THE PROBLEM: Whenever the word "glyph" shows up in a line of the data, copy that line.

Top of DATA IN THIS EXERCISE

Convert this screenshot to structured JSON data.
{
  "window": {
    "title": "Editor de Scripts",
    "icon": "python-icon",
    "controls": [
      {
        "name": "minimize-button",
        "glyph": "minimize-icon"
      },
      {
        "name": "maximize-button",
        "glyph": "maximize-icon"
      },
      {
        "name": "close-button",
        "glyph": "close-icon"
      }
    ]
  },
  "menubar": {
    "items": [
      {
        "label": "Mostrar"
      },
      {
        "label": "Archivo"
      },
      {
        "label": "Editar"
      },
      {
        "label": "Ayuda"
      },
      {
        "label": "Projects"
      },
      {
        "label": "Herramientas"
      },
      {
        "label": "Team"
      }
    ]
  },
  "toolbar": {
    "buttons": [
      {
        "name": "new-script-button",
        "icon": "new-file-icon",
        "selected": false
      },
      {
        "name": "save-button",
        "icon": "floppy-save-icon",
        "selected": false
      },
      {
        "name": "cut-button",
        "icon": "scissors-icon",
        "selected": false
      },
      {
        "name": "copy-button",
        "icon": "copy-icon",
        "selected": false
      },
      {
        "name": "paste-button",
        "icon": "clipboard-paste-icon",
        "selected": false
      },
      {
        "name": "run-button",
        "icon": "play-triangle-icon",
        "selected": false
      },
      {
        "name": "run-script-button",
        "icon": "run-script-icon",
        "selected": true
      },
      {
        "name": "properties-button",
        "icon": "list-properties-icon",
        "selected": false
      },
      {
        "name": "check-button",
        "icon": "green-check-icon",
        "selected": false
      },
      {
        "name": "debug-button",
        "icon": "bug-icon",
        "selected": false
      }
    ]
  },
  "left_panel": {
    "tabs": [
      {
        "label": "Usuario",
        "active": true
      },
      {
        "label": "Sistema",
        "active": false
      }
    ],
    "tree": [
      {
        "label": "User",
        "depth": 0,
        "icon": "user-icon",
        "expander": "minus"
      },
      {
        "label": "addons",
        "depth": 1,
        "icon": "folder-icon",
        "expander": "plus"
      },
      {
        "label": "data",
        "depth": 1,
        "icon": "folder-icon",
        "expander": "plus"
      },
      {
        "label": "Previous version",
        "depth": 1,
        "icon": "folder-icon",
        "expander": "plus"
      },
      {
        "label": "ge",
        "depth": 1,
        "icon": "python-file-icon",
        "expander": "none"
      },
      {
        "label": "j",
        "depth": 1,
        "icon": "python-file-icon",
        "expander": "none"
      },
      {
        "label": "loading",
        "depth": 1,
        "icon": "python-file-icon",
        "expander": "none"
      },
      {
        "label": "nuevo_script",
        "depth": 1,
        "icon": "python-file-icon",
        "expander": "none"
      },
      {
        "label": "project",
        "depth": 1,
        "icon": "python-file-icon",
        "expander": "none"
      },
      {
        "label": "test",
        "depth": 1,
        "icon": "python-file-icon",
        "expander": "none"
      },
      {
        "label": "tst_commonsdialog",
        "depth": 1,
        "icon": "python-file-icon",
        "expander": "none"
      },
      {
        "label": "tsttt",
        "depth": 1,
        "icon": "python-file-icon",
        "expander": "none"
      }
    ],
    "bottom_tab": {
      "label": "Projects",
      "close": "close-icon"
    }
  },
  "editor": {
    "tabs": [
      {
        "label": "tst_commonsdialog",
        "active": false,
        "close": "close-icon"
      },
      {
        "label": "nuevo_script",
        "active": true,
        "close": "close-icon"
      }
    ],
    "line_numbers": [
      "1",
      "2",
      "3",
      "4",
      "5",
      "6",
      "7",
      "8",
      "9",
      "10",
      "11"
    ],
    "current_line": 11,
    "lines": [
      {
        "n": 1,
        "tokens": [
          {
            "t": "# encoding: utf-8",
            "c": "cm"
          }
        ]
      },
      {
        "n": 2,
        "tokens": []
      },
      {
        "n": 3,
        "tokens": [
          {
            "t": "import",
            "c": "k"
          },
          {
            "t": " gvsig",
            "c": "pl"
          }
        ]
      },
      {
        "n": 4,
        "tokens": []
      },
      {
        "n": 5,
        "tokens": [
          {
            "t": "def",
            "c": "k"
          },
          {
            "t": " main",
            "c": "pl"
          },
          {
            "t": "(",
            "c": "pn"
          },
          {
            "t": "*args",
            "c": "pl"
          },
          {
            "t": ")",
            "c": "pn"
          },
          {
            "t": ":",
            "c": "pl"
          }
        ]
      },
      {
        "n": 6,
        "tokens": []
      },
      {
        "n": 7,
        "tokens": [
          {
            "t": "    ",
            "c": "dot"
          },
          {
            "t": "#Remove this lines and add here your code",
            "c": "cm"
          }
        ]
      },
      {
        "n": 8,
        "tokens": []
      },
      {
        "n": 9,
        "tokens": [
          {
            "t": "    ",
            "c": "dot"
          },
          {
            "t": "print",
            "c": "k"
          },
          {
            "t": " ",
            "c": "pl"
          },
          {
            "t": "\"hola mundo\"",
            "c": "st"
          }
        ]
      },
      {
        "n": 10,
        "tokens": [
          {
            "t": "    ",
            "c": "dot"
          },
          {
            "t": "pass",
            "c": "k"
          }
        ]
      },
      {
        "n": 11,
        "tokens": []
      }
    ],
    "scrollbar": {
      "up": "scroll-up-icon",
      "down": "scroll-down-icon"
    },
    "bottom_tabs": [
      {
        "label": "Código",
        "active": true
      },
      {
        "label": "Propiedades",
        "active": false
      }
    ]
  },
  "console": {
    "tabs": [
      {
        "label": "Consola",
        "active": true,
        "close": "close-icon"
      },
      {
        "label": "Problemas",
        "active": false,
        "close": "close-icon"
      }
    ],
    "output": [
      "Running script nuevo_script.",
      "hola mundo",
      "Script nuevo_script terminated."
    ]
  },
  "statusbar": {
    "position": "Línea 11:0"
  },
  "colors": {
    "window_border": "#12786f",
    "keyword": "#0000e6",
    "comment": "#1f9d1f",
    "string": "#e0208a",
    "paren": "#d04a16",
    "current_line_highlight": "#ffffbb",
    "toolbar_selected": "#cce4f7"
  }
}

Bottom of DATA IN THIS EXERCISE
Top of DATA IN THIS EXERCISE

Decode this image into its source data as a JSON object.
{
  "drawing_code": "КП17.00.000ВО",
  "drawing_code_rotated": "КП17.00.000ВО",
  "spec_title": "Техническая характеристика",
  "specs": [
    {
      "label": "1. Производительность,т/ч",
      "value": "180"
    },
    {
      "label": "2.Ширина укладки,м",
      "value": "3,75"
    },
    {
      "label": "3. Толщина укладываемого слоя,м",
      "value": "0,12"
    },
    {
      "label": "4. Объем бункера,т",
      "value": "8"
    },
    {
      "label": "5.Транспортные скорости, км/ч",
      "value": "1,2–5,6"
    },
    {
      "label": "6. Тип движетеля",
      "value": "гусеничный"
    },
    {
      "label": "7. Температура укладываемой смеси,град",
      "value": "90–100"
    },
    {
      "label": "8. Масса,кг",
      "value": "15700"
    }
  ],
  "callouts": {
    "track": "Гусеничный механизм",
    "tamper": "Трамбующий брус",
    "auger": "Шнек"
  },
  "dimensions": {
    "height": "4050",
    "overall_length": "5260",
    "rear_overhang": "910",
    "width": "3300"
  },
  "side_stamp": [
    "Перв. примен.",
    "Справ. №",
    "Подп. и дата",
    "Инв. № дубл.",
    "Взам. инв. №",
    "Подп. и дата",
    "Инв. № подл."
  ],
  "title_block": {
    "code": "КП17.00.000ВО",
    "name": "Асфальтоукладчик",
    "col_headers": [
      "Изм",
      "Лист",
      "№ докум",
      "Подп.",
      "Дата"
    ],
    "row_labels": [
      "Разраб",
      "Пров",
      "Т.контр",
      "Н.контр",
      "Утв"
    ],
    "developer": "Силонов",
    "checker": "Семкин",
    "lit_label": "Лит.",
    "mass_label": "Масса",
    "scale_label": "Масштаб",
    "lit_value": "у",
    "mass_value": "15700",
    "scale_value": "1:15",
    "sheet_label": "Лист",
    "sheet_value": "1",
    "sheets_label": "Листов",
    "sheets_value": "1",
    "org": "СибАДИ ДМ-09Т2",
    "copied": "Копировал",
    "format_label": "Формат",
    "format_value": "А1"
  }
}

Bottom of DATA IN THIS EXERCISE

RESULT OF THE TASK:
        "glyph": "minimize-icon"
        "glyph": "maximize-icon"
        "glyph": "close-icon"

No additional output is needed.